• [DATA RECORDS]

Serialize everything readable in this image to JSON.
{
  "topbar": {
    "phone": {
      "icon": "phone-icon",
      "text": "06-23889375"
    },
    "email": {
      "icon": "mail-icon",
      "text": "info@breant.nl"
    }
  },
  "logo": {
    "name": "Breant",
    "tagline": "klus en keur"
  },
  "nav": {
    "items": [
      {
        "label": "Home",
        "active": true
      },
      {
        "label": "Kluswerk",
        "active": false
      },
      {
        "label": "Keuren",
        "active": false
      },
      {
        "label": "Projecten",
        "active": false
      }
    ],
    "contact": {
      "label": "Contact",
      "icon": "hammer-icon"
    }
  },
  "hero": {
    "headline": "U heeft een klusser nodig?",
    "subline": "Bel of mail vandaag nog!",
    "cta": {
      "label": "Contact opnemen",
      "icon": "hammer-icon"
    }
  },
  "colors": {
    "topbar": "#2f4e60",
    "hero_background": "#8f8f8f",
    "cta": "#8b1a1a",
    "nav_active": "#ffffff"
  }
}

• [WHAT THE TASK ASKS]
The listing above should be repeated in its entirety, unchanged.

• [EXERCISE SOLUTION]
Serialize everything readable in this image to JSON.
{
  "topbar": {
    "phone": {
      "icon": "phone-icon",
      "text": "06-23889375"
    },
    "email": {
      "icon": "mail-icon",
      "text": "info@breant.nl"
    }
  },
  "logo": {
    "name": "Breant",
    "tagline": "klus en keur"
  },
  "nav": {
    "items": [
      {
        "label": "Home",
        "active": true
      },
      {
        "label": "Kluswerk",
        "active": false
      },
      {
        "label": "Keuren",
        "active": false
      },
      {
        "label": "Projecten",
        "active": false
      }
    ],
    "contact": {
      "label": "Contact",
      "icon": "hammer-icon"
    }
  },
  "hero": {
    "headline": "U heeft een klusser nodig?",
    "subline": "Bel of mail vandaag nog!",
    "cta": {
      "label": "Contact opnemen",
      "icon": "hammer-icon"
    }
  },
  "colors": {
    "topbar": "#2f4e60",
    "hero_background": "#8f8f8f",
    "cta": "#8b1a1a",
    "nav_active": "#ffffff"
  }
}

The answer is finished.